PROBLEM TO SOLVE:
Could you write out the records exactly as they are given?

== Segment start ==

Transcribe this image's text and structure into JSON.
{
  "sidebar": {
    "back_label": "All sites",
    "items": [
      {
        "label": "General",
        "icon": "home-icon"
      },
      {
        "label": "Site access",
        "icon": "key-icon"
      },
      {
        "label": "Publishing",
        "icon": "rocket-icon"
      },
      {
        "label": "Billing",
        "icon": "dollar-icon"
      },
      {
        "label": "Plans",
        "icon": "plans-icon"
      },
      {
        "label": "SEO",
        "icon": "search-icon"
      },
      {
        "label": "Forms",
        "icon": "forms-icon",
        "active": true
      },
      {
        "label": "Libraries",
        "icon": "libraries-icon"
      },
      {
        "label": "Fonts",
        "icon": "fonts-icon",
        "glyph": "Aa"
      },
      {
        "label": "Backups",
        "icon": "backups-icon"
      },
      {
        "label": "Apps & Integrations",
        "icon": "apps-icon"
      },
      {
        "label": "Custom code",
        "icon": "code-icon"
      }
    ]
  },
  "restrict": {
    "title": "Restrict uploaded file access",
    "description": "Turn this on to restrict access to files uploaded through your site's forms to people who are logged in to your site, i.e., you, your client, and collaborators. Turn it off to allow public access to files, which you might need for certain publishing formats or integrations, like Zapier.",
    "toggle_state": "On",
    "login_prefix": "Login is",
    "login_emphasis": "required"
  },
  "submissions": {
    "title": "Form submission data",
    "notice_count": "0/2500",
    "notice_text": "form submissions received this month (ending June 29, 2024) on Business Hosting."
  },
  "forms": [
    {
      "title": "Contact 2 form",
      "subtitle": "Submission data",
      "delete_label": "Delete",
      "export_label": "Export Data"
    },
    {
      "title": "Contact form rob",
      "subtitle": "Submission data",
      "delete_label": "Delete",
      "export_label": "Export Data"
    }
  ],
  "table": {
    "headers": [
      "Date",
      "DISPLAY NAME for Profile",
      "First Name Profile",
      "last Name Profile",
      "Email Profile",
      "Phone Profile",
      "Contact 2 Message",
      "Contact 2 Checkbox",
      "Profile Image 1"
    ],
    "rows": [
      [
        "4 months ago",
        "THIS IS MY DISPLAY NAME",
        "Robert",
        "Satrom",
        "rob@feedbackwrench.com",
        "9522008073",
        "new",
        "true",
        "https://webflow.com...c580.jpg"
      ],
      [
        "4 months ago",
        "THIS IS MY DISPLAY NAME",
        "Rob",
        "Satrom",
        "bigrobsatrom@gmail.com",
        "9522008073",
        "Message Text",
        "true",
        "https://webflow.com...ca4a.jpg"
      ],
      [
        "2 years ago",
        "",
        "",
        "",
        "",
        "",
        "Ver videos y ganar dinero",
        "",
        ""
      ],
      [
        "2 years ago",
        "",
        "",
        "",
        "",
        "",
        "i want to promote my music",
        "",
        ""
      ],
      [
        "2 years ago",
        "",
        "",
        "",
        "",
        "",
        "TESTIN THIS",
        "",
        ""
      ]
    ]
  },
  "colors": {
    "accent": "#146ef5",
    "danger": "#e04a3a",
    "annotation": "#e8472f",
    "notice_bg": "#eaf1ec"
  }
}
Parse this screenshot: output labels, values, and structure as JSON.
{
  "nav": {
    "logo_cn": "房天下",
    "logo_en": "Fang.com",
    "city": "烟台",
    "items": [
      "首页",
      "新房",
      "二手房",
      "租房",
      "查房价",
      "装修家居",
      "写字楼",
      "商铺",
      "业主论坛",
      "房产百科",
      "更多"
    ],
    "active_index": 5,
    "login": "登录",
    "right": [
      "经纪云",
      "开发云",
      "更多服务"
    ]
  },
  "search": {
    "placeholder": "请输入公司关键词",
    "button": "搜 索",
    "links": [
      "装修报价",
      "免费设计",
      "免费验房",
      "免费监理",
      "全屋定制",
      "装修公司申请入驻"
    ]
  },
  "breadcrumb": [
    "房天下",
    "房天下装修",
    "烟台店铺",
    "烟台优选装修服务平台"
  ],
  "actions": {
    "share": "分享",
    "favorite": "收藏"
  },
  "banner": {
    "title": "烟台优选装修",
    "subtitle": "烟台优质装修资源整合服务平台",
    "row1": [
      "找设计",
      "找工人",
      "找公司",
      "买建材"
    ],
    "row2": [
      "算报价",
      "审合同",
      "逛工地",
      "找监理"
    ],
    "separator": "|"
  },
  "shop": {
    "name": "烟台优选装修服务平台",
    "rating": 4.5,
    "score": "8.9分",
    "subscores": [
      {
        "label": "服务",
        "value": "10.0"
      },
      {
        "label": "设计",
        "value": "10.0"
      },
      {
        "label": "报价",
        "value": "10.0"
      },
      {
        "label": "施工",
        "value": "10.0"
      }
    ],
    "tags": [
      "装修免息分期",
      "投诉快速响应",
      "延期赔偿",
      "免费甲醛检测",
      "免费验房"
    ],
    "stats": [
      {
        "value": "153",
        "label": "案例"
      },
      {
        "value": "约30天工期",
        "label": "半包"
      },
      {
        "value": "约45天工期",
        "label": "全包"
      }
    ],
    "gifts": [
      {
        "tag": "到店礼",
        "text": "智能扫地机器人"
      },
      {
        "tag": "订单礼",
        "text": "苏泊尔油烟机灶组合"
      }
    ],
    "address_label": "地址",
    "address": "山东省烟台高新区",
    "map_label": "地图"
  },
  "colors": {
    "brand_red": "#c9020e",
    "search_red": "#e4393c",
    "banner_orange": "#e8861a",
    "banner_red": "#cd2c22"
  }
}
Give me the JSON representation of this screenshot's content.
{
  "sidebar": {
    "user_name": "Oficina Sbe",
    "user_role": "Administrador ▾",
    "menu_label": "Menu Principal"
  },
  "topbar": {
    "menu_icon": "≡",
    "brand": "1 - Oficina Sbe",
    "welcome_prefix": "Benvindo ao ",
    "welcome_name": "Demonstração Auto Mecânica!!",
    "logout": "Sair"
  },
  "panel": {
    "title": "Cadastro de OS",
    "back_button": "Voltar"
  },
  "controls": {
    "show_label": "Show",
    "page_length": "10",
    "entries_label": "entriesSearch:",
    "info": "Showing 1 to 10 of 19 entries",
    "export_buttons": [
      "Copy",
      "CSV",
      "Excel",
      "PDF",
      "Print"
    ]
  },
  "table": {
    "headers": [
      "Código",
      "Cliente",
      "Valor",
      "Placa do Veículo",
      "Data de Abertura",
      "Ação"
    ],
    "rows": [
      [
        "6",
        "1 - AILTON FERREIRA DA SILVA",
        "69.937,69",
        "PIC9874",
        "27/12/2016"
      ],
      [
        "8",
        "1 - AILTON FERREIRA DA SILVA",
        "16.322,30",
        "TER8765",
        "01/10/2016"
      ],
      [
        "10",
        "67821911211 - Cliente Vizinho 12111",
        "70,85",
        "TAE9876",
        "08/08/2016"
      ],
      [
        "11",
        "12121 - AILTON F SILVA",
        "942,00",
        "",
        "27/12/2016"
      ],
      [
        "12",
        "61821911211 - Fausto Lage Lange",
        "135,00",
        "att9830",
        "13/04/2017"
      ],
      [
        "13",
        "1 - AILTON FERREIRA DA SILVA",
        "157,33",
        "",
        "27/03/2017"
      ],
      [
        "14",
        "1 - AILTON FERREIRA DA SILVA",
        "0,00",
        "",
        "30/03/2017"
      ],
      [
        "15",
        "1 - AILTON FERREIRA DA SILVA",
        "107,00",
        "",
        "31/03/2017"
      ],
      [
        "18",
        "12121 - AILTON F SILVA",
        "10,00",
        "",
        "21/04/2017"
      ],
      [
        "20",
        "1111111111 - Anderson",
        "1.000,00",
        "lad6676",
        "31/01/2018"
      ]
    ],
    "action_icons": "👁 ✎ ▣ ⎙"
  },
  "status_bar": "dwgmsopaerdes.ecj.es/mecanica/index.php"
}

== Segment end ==

ANSWER TO THIS EXERCISE:
Transcribe this image's text and structure into JSON.
{
  "sidebar": {
    "back_label": "All sites",
    "items": [
      {
        "label": "General",
        "icon": "home-icon"
      },
      {
        "label": "Site access",
        "icon": "key-icon"
      },
      {
        "label": "Publishing",
        "icon": "rocket-icon"
      },
      {
        "label": "Billing",
        "icon": "dollar-icon"
      },
      {
        "label": "Plans",
        "icon": "plans-icon"
      },
      {
        "label": "SEO",
        "icon": "search-icon"
      },
      {
        "label": "Forms",
        "icon": "forms-icon",
        "active": true
      },
      {
        "label": "Libraries",
        "icon": "libraries-icon"
      },
      {
        "label": "Fonts",
        "icon": "fonts-icon",
        "glyph": "Aa"
      },
      {
        "label": "Backups",
        "icon": "backups-icon"
      },
      {
        "label": "Apps & Integrations",
        "icon": "apps-icon"
      },
      {
        "label": "Custom code",
        "icon": "code-icon"
      }
    ]
  },
  "restrict": {
    "title": "Restrict uploaded file access",
    "description": "Turn this on to restrict access to files uploaded through your site's forms to people who are logged in to your site, i.e., you, your client, and collaborators. Turn it off to allow public access to files, which you might need for certain publishing formats or integrations, like Zapier.",
    "toggle_state": "On",
    "login_prefix": "Login is",
    "login_emphasis": "required"
  },
  "submissions": {
    "title": "Form submission data",
    "notice_count": "0/2500",
    "notice_text": "form submissions received this month (ending June 29, 2024) on Business Hosting."
  },
  "forms": [
    {
      "title": "Contact 2 form",
      "subtitle": "Submission data",
      "delete_label": "Delete",
      "export_label": "Export Data"
    },
    {
      "title": "Contact form rob",
      "subtitle": "Submission data",
      "delete_label": "Delete",
      "export_label": "Export Data"
    }
  ],
  "table": {
    "headers": [
      "Date",
      "DISPLAY NAME for Profile",
      "First Name Profile",
      "last Name Profile",
      "Email Profile",
      "Phone Profile",
      "Contact 2 Message",
      "Contact 2 Checkbox",
      "Profile Image 1"
    ],
    "rows": [
      [
        "4 months ago",
        "THIS IS MY DISPLAY NAME",
        "Robert",
        "Satrom",
        "rob@feedbackwrench.com",
        "9522008073",
        "new",
        "true",
        "https://webflow.com...c580.jpg"
      ],
      [
        "4 months ago",
        "THIS IS MY DISPLAY NAME",
        "Rob",
        "Satrom",
        "bigrobsatrom@gmail.com",
        "9522008073",
        "Message Text",
        "true",
        "https://webflow.com...ca4a.jpg"
      ],
      [
        "2 years ago",
        "",
        "",
        "",
        "",
        "",
        "Ver videos y ganar dinero",
        "",
        ""
      ],
      [
        "2 years ago",
        "",
        "",
        "",
        "",
        "",
        "i want to promote my music",
        "",
        ""
      ],
      [
        "2 years ago",
        "",
        "",
        "",
        "",
        "",
        "TESTIN THIS",
        "",
        ""
      ]
    ]
  },
  "colors": {
    "accent": "#146ef5",
    "danger": "#e04a3a",
    "annotation": "#e8472f",
    "notice_bg": "#eaf1ec"
  }
}
Parse this screenshot: output labels, values, and structure as JSON.
{
  "nav": {
    "logo_cn": "房天下",
    "logo_en": "Fang.com",
    "city": "烟台",
    "items": [
      "首页",
      "新房",
      "二手房",
      "租房",
      "查房价",
      "装修家居",
      "写字楼",
      "商铺",
      "业主论坛",
      "房产百科",
      "更多"
    ],
    "active_index": 5,
    "login": "登录",
    "right": [
      "经纪云",
      "开发云",
      "更多服务"
    ]
  },
  "search": {
    "placeholder": "请输入公司关键词",
    "button": "搜 索",
    "links": [
      "装修报价",
      "免费设计",
      "免费验房",
      "免费监理",
      "全屋定制",
      "装修公司申请入驻"
    ]
  },
  "breadcrumb": [
    "房天下",
    "房天下装修",
    "烟台店铺",
    "烟台优选装修服务平台"
  ],
  "actions": {
    "share": "分享",
    "favorite": "收藏"
  },
  "banner": {
    "title": "烟台优选装修",
    "subtitle": "烟台优质装修资源整合服务平台",
    "row1": [
      "找设计",
      "找工人",
      "找公司",
      "买建材"
    ],
    "row2": [
      "算报价",
      "审合同",
      "逛工地",
      "找监理"
    ],
    "separator": "|"
  },
  "shop": {
    "name": "烟台优选装修服务平台",
    "rating": 4.5,
    "score": "8.9分",
    "subscores": [
      {
        "label": "服务",
        "value": "10.0"
      },
      {
        "label": "设计",
        "value": "10.0"
      },
      {
        "label": "报价",
        "value": "10.0"
      },
      {
        "label": "施工",
        "value": "10.0"
      }
    ],
    "tags": [
      "装修免息分期",
      "投诉快速响应",
      "延期赔偿",
      "免费甲醛检测",
      "免费验房"
    ],
    "stats": [
      {
        "value": "153",
        "label": "案例"
      },
      {
        "value": "约30天工期",
        "label": "半包"
      },
      {
        "value": "约45天工期",
        "label": "全包"
      }
    ],
    "gifts": [
      {
        "tag": "到店礼",
        "text": "智能扫地机器人"
      },
      {
        "tag": "订单礼",
        "text": "苏泊尔油烟机灶组合"
      }
    ],
    "address_label": "地址",
    "address": "山东省烟台高新区",
    "map_label": "地图"
  },
  "colors": {
    "brand_red": "#c9020e",
    "search_red": "#e4393c",
    "banner_orange": "#e8861a",
    "banner_red": "#cd2c22"
  }
}
Give me the JSON representation of this screenshot's content.
{
  "sidebar": {
    "user_name": "Oficina Sbe",
    "user_role": "Administrador ▾",
    "menu_label": "Menu Principal"
  },
  "topbar": {
    "menu_icon": "≡",
    "brand": "1 - Oficina Sbe",
    "welcome_prefix": "Benvindo ao ",
    "welcome_name": "Demonstração Auto Mecânica!!",
    "logout": "Sair"
  },
  "panel": {
    "title": "Cadastro de OS",
    "back_button": "Voltar"
  },
  "controls": {
    "show_label": "Show",
    "page_length": "10",
    "entries_label": "entriesSearch:",
    "info": "Showing 1 to 10 of 19 entries",
    "export_buttons": [
      "Copy",
      "CSV",
      "Excel",
      "PDF",
      "Print"
    ]
  },
  "table": {
    "headers": [
      "Código",
      "Cliente",
      "Valor",
      "Placa do Veículo",
      "Data de Abertura",
      "Ação"
    ],
    "rows": [
      [
        "6",
        "1 - AILTON FERREIRA DA SILVA",
        "69.937,69",
        "PIC9874",
        "27/12/2016"
      ],
      [
        "8",
        "1 - AILTON FERREIRA DA SILVA",
        "16.322,30",
        "TER8765",
        "01/10/2016"
      ],
      [
        "10",
        "67821911211 - Cliente Vizinho 12111",
        "70,85",
        "TAE9876",
        "08/08/2016"
      ],
      [
        "11",
        "12121 - AILTON F SILVA",
        "942,00",
        "",
        "27/12/2016"
      ],
      [
        "12",
        "61821911211 - Fausto Lage Lange",
        "135,00",
        "att9830",
        "13/04/2017"
      ],
      [
        "13",
        "1 - AILTON FERREIRA DA SILVA",
        "157,33",
        "",
        "27/03/2017"
      ],
      [
        "14",
        "1 - AILTON FERREIRA DA SILVA",
        "0,00",
        "",
        "30/03/2017"
      ],
      [
        "15",
        "1 - AILTON FERREIRA DA SILVA",
        "107,00",
        "",
        "31/03/2017"
      ],
      [
        "18",
        "12121 - AILTON F SILVA",
        "10,00",
        "",
        "21/04/2017"
      ],
      [
        "20",
        "1111111111 - Anderson",
        "1.000,00",
        "lad6676",
        "31/01/2018"
      ]
    ],
    "action_icons": "👁 ✎ ▣ ⎙"
  },
  "status_bar": "dwgmsopaerdes.ecj.es/mecanica/index.php"
}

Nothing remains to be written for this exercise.